* PROBLEM REQUIREMENTS *
Your response must be the entire set of entries, reproduced word for word.

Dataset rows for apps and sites

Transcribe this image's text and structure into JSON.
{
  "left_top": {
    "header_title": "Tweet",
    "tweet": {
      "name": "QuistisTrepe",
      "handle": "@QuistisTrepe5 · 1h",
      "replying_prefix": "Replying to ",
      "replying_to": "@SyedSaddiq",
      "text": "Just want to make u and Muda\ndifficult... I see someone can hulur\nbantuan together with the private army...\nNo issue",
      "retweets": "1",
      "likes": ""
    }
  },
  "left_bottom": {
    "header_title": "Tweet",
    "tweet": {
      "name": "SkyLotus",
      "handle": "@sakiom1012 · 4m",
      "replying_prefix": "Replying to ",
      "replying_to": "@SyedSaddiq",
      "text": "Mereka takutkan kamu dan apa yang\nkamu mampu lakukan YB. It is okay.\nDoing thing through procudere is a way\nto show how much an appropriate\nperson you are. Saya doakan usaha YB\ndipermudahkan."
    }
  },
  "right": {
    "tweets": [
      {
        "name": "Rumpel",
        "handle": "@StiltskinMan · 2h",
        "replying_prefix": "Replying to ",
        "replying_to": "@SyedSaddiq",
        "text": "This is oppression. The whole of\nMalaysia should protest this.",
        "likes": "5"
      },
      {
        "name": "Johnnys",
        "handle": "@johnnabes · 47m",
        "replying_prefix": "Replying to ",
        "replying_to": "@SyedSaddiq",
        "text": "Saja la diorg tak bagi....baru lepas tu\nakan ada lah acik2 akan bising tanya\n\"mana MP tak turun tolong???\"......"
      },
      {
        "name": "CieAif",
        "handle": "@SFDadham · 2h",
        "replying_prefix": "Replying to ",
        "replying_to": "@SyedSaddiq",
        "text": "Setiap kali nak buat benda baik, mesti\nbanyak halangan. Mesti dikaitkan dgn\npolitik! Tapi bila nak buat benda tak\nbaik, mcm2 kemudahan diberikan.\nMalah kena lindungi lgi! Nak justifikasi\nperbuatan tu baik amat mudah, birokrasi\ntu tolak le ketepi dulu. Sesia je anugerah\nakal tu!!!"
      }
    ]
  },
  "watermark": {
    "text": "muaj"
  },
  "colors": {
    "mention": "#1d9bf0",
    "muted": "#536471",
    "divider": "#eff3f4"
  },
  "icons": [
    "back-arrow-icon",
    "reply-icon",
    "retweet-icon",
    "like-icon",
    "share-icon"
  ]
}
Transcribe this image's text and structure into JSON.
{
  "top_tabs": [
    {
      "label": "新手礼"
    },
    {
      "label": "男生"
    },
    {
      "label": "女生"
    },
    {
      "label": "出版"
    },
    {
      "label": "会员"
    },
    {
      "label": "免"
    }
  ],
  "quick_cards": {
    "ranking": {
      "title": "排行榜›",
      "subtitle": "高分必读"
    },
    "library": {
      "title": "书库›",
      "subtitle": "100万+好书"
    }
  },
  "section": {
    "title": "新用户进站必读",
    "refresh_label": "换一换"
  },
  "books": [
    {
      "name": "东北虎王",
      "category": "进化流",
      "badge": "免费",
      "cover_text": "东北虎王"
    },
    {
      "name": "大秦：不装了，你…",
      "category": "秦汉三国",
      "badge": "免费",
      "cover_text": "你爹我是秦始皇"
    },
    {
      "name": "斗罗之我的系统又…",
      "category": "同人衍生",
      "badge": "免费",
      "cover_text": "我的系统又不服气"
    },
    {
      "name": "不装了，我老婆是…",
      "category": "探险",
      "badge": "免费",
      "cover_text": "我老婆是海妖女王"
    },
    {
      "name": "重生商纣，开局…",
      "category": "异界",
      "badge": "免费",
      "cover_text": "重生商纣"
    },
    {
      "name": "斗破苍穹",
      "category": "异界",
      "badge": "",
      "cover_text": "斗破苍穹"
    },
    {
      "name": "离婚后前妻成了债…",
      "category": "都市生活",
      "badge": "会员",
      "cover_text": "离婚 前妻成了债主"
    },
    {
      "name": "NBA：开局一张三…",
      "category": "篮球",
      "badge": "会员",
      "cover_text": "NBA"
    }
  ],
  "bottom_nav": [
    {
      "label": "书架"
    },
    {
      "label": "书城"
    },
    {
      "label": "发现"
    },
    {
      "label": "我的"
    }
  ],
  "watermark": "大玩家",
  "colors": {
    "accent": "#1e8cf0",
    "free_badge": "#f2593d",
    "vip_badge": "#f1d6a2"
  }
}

* ANSWER FOR THIS EXERCISE *
Transcribe this image's text and structure into JSON.
{
  "left_top": {
    "header_title": "Tweet",
    "tweet": {
      "name": "QuistisTrepe",
      "handle": "@QuistisTrepe5 · 1h",
      "replying_prefix": "Replying to ",
      "replying_to": "@SyedSaddiq",
      "text": "Just want to make u and Muda\ndifficult... I see someone can hulur\nbantuan together with the private army...\nNo issue",
      "retweets": "1",
      "likes": ""
    }
  },
  "left_bottom": {
    "header_title": "Tweet",
    "tweet": {
      "name": "SkyLotus",
      "handle": "@sakiom1012 · 4m",
      "replying_prefix": "Replying to ",
      "replying_to": "@SyedSaddiq",
      "text": "Mereka takutkan kamu dan apa yang\nkamu mampu lakukan YB. It is okay.\nDoing thing through procudere is a way\nto show how much an appropriate\nperson you are. Saya doakan usaha YB\ndipermudahkan."
    }
  },
  "right": {
    "tweets": [
      {
        "name": "Rumpel",
        "handle": "@StiltskinMan · 2h",
        "replying_prefix": "Replying to ",
        "replying_to": "@SyedSaddiq",
        "text": "This is oppression. The whole of\nMalaysia should protest this.",
        "likes": "5"
      },
      {
        "name": "Johnnys",
        "handle": "@johnnabes · 47m",
        "replying_prefix": "Replying to ",
        "replying_to": "@SyedSaddiq",
        "text": "Saja la diorg tak bagi....baru lepas tu\nakan ada lah acik2 akan bising tanya\n\"mana MP tak turun tolong???\"......"
      },
      {
        "name": "CieAif",
        "handle": "@SFDadham · 2h",
        "replying_prefix": "Replying to ",
        "replying_to": "@SyedSaddiq",
        "text": "Setiap kali nak buat benda baik, mesti\nbanyak halangan. Mesti dikaitkan dgn\npolitik! Tapi bila nak buat benda tak\nbaik, mcm2 kemudahan diberikan.\nMalah kena lindungi lgi! Nak justifikasi\nperbuatan tu baik amat mudah, birokrasi\ntu tolak le ketepi dulu. Sesia je anugerah\nakal tu!!!"
      }
    ]
  },
  "watermark": {
    "text": "muaj"
  },
  "colors": {
    "mention": "#1d9bf0",
    "muted": "#536471",
    "divider": "#eff3f4"
  },
  "icons": [
    "back-arrow-icon",
    "reply-icon",
    "retweet-icon",
    "like-icon",
    "share-icon"
  ]
}
Transcribe this image's text and structure into JSON.
{
  "top_tabs": [
    {
      "label": "新手礼"
    },
    {
      "label": "男生"
    },
    {
      "label": "女生"
    },
    {
      "label": "出版"
    },
    {
      "label": "会员"
    },
    {
      "label": "免"
    }
  ],
  "quick_cards": {
    "ranking": {
      "title": "排行榜›",
      "subtitle": "高分必读"
    },
    "library": {
      "title": "书库›",
      "subtitle": "100万+好书"
    }
  },
  "section": {
    "title": "新用户进站必读",
    "refresh_label": "换一换"
  },
  "books": [
    {
      "name": "东北虎王",
      "category": "进化流",
      "badge": "免费",
      "cover_text": "东北虎王"
    },
    {
      "name": "大秦：不装了，你…",
      "category": "秦汉三国",
      "badge": "免费",
      "cover_text": "你爹我是秦始皇"
    },
    {
      "name": "斗罗之我的系统又…",
      "category": "同人衍生",
      "badge": "免费",
      "cover_text": "我的系统又不服气"
    },
    {
      "name": "不装了，我老婆是…",
      "category": "探险",
      "badge": "免费",
      "cover_text": "我老婆是海妖女王"
    },
    {
      "name": "重生商纣，开局…",
      "category": "异界",
      "badge": "免费",
      "cover_text": "重生商纣"
    },
    {
      "name": "斗破苍穹",
      "category": "异界",
      "badge": "",
      "cover_text": "斗破苍穹"
    },
    {
      "name": "离婚后前妻成了债…",
      "category": "都市生活",
      "badge": "会员",
      "cover_text": "离婚 前妻成了债主"
    },
    {
      "name": "NBA：开局一张三…",
      "category": "篮球",
      "badge": "会员",
      "cover_text": "NBA"
    }
  ],
  "bottom_nav": [
    {
      "label": "书架"
    },
    {
      "label": "书城"
    },
    {
      "label": "发现"
    },
    {
      "label": "我的"
    }
  ],
  "watermark": "大玩家",
  "colors": {
    "accent": "#1e8cf0",
    "free_badge": "#f2593d",
    "vip_badge": "#f1d6a2"
  }
}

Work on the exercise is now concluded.